There is no one way to become an immortal. Immortals are born naturally, and achieve immortality through great effort. They represent a cross-section of the population, from rich to poor and old to the young, proving that anyone can become an immortal. In the Han dynasty, it was believed that immortal materials, if ingested, could transfer immortal status to a human being. Hence, there are stories of people ingesting exotic minerals or herbs to become immortal. In the Traditions of Divine Transcendents (Shen Xian Zhuan 神仙傳), Ge Hong (283-343 CE) recounted tales of early transcendent Immortals and their hagiographies – an account or informal biography of an individual transcendent’s life, deeds and achievements. As a result Ge Hong gathered together many methods and combinations of practices for attaining immortality. Ge Hong saw the profusion of these methods as an opportunity. “Each technique brings benefit; the adept’s task is to select the essentials from each and combine them into a many-faceted, carefully balanced program of self-cultivation, capped by the preparation of one of the greater elixirs.”[5]

As Daoist priest Kristofer Schipper points out, anyone can become an immortal, “on the sole condition of finding his or her mountain, quit the treadmill of progress towards death and discover the return towards life. It is not even necessary to act intentionally: luck and a certain predisposition may sometimes be the only needed conditions, but nothing is guaranteed. It is necessary, however, to at all times be open and prepared to recognize, at a given moment of one’s life, the mountain or the initiating Immortal, which some day is to be found on everyone’s path. It is in this readiness and openness that we find all possible latitude for individual free will and faith.”[6] Schipper goes on to say that the obstacles to this path lie within us.

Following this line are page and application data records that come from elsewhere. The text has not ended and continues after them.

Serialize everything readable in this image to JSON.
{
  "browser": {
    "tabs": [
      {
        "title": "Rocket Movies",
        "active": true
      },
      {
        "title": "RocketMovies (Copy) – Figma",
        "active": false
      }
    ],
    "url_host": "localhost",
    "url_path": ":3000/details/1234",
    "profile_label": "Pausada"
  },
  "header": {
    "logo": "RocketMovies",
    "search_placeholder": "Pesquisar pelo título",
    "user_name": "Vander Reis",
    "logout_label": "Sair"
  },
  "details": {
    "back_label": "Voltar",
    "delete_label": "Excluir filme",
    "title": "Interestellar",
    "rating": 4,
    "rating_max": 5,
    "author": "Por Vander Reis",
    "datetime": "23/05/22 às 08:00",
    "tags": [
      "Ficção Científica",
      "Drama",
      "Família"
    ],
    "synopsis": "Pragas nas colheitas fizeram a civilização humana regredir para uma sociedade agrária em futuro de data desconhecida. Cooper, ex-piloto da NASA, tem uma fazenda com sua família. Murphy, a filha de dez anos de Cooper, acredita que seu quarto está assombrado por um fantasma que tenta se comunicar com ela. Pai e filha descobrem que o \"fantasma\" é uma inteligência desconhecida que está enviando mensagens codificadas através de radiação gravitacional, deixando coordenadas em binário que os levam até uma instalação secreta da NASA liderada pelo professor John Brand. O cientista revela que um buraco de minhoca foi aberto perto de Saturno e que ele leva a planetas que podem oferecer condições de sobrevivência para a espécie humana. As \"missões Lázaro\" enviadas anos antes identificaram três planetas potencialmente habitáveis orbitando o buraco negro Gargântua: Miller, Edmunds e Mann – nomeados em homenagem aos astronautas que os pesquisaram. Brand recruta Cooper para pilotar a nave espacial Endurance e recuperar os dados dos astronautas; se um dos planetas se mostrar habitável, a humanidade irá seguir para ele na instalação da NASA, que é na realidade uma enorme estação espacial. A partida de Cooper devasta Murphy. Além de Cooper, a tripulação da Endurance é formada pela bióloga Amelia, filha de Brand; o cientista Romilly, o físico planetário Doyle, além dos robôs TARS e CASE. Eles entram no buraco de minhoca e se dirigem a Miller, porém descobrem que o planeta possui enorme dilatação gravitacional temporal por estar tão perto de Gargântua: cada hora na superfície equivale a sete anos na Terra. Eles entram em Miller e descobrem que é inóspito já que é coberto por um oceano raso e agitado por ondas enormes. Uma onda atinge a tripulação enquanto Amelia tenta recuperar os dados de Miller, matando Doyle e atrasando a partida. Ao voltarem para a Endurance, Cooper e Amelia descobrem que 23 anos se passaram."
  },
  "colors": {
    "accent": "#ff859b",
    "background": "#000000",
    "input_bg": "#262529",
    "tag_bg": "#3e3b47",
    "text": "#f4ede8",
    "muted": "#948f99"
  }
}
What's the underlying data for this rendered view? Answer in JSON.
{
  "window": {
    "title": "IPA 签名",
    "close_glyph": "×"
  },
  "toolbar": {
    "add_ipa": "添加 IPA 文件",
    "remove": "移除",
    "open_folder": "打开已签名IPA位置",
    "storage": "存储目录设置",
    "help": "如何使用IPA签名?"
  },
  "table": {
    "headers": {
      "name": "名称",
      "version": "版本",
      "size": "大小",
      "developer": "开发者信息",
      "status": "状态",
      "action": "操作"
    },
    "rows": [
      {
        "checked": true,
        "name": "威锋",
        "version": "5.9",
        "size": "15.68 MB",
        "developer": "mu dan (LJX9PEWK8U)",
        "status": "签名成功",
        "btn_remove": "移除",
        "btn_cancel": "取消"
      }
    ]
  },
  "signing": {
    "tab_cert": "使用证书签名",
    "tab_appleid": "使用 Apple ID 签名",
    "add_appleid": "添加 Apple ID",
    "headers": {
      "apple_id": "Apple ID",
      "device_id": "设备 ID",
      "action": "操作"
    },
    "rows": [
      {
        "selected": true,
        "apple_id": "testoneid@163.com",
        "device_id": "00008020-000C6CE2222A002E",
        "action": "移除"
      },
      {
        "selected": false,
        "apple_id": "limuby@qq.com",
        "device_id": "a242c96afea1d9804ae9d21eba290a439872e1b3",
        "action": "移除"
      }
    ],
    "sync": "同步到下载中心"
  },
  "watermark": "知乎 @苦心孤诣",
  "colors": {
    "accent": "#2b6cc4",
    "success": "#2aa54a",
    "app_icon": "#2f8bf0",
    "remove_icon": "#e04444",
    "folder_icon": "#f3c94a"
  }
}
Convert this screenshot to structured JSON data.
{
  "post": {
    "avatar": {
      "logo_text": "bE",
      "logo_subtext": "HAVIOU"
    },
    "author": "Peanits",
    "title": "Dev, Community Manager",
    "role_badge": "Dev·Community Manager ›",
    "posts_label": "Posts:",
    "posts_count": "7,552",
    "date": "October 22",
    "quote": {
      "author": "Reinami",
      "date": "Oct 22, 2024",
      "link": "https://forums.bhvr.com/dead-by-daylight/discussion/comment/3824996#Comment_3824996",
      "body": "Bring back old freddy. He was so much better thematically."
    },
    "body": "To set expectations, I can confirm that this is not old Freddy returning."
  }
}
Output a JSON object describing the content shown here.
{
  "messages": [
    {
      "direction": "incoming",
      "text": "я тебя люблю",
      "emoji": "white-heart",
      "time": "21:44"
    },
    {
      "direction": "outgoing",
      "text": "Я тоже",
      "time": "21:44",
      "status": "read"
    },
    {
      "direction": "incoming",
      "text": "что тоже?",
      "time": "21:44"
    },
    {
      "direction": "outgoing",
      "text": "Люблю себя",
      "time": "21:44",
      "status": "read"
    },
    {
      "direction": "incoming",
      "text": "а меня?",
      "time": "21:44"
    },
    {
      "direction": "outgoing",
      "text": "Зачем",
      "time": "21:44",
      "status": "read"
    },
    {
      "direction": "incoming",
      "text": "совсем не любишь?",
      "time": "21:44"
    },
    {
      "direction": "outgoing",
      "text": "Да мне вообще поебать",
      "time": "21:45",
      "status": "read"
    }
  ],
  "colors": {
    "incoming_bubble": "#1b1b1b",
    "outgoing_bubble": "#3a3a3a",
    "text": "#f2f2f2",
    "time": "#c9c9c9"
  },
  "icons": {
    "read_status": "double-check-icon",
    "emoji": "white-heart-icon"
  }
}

The Eight Immortals

The Eight Immortals are popular figures in Chinese legend and literature. These eight figures are found throughout Chinese-speaking cultural regions, as well as in Japan. Some were historical figures (Zhong Li Quan, Lu Dong Bin and Zhang Guo Lao), while others are of unknown origin. It is not known why the eight became grouped together from the end of the Tang dynasty (618–906 CE). In subsequent periods stories about the Eight Immortals continued to be told at all levels of society and were often dramatized in Chinese Opera. The Eight Immortals are sometimes depicted as drunk, carrying gourds, flasks or barrels of wine. There are Qi Gong sets attributed to the Eight Immortals as well Gong Fu styles such as the Eight Drunken Immortals or Eight Drunken Gods. The Taoist story about the Origin of Drunken Boxing is that The 8 Immortals became drunk and unruly at a party for the Earth Mother and had to be ejected. In the ensuing fight, they beat the guard with their drunken Gung Fu. Zhong Li Quan (the leader of the Eight Immortals) later appeared to a Daoist who was taught the method of Drunken Boxing.

The Eight Immortals

  1. Zhōng Lí Quán 鐘離權 Chung-li Ch’üan / Han Chung Li
  2. Lǚ Dòng Bīn 呂洞賓 Lu Tung-Pin / Liu Dong Bin
  3. Lǐ Tiě Guǎi 李鐵拐 Li T’ieh-kuai  / Tit Gwai Li
  4. Zhāng Guǒ Lǎo 張果老 Chang Kuo Lao / Cheung Guo Lo
  5. Hán Xiāng Zi 韓湘子 Han Hsiang Tzu  / Han Sing Tu
  6. Hé Xiān Gū 何仙姑 Ho Hsien-ku / Ho Sen Ku
  7. Lán Cǎi Hé 藍采和 Lan Ts’ai-ho / Lam Choy Wah
  8. Cáo Guó Jiù 曹國舅 Ts’ao Kuo-ch’iu / Cho Quat Kau


[1] The Taoist Body by Kristofer Schipper translated by Karen C. Duval (Berkely: University of California Press 1982) p. 164-165.

[2]Ibid, p. 164.

[3]Taoism: The Road to Immortality by John Blofeld (Boston & London: Shambhala, 2000) p. 60.

[4] Early Chinese Mysticism: Philosophy and Soteriology in the Taoist Tradition by Livia Kohn (Princeton: Princeton University Press 1991) p.84.

[5] To Live as Long as Heaven and Earth: Translation and Study of Ge Hong’s Traditions of Divine Transcendents by Robert Ford Campany, (Berkely: University of California Press 1959) p.81-82.

[6] The Taoist Body by Kristofer Schipper, p. 164-165.